Back at the airport, the team assembled (to an extent). Coming from all over the world, with a rendezvous in Santiago, were’ hopping from Santiago to Puerto Montt, then Puerto Montt to Punta Arenas. A port town at the southern tip of Chile, Punta Arenas is home to the US Antarctic icebreaker the R/V Gould – our taxi to Palmer Station.

Our flight passes over Nicaragua en route to Santiago.

For nine hours, we’re underway to Santiago. Boeing Dreamliners shouldn’t be classified as anything less than a national treasure, and I’ll fight anyone who says otherwise. I submit in favor of my position the fact that the windows can change tint at the push of button. You tell me we're not living in the future. Some light research suggests this is done by running a charge across a special reactive film). My opinion of the flight might be tainted by having an entire row to myself, but this could very likely be the highlight of the trip thus far.

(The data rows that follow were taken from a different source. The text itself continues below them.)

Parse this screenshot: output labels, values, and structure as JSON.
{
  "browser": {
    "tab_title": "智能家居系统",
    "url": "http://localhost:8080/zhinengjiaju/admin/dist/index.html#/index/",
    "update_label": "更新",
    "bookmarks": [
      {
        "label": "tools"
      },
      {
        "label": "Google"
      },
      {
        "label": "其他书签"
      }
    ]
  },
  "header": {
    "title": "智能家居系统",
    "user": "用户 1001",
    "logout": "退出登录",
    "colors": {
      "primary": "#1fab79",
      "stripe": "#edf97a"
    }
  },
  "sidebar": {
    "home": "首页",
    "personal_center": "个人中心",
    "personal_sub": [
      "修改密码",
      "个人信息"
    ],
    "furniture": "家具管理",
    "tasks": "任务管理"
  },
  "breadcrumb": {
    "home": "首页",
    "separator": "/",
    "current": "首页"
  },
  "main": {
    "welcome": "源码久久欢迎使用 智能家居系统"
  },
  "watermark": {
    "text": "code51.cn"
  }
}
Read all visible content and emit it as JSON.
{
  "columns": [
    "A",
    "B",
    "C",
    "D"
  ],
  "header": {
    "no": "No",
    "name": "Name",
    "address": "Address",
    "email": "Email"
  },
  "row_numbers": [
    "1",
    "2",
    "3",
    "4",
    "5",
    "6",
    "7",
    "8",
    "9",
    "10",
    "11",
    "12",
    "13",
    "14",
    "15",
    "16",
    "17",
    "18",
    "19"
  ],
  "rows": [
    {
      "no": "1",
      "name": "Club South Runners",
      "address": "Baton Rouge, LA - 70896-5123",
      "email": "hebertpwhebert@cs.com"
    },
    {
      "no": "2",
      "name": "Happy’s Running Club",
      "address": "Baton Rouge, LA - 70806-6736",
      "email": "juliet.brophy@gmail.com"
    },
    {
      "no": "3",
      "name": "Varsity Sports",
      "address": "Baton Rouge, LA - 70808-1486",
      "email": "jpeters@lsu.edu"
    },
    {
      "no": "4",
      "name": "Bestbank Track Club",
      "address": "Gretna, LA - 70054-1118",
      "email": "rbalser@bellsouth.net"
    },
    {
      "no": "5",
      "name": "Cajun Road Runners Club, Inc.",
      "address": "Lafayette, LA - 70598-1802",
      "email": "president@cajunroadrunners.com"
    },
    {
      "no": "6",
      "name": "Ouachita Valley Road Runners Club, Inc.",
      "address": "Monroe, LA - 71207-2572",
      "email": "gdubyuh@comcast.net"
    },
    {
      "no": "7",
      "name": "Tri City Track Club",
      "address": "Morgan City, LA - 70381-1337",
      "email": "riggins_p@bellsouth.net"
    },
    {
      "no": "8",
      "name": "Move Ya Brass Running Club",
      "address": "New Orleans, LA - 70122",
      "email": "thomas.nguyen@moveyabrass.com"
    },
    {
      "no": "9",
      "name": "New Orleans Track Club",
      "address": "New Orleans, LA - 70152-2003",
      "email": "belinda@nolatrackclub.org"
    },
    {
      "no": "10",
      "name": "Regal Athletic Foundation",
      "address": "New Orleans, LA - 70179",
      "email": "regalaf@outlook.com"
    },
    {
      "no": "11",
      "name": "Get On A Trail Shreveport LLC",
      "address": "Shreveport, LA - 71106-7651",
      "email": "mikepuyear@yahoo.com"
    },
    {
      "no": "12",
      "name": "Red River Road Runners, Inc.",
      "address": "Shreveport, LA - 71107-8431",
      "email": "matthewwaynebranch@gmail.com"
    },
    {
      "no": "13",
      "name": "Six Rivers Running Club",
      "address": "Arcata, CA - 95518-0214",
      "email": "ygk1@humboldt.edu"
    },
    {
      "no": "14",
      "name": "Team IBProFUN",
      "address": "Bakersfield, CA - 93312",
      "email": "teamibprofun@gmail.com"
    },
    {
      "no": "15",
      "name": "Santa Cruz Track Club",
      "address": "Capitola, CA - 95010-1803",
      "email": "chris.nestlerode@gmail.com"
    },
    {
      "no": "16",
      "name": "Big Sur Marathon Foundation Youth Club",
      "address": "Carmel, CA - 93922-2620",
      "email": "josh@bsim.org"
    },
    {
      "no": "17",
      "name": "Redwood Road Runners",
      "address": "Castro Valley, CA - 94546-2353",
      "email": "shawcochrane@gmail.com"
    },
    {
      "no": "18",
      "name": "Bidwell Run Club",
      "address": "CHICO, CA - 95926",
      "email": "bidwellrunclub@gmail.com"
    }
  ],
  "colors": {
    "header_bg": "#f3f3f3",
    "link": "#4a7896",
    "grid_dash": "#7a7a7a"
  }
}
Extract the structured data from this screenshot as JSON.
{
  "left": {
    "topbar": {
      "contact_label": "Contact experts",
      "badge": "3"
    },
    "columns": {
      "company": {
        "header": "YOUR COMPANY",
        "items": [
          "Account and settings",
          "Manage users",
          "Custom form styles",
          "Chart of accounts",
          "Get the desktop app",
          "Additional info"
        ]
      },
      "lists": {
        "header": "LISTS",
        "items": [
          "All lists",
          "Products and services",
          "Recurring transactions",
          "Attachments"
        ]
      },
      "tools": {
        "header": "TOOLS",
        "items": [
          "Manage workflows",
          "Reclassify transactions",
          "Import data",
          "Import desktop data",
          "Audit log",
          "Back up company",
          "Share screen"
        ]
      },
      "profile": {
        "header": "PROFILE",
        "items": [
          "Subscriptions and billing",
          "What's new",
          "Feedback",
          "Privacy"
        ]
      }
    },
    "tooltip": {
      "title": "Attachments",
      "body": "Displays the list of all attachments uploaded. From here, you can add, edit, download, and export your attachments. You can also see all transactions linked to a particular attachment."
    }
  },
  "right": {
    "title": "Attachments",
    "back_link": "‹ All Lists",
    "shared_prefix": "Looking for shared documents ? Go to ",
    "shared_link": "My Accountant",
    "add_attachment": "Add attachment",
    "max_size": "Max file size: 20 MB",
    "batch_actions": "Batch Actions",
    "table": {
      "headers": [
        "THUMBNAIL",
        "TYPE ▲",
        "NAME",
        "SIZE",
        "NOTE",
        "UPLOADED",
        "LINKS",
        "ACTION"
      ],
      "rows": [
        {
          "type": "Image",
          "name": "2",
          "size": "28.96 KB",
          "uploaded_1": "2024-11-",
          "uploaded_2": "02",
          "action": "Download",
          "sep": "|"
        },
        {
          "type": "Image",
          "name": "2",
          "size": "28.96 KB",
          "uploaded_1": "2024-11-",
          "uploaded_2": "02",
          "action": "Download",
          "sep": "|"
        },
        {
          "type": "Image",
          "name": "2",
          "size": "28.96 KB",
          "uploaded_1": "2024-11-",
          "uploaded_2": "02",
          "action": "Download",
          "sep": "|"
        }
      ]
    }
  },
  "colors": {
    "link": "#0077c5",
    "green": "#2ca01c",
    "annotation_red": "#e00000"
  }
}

The flight from Dallas to Santiago crosses two oceans and two continents, passing over the Gulf of Mexico, the isthmus of Central America, and the Eastern Pacific before finally landing in Chile. The sun is setting to the east, and the soft blues of the Gulf below us are loosely blanketed with fluffy whisps of pinkning clouds while dim lights of lonely ships twinkle through. It’s one of those humbling, distant views of the world that provides an excellent backdrop for a good night's sleep.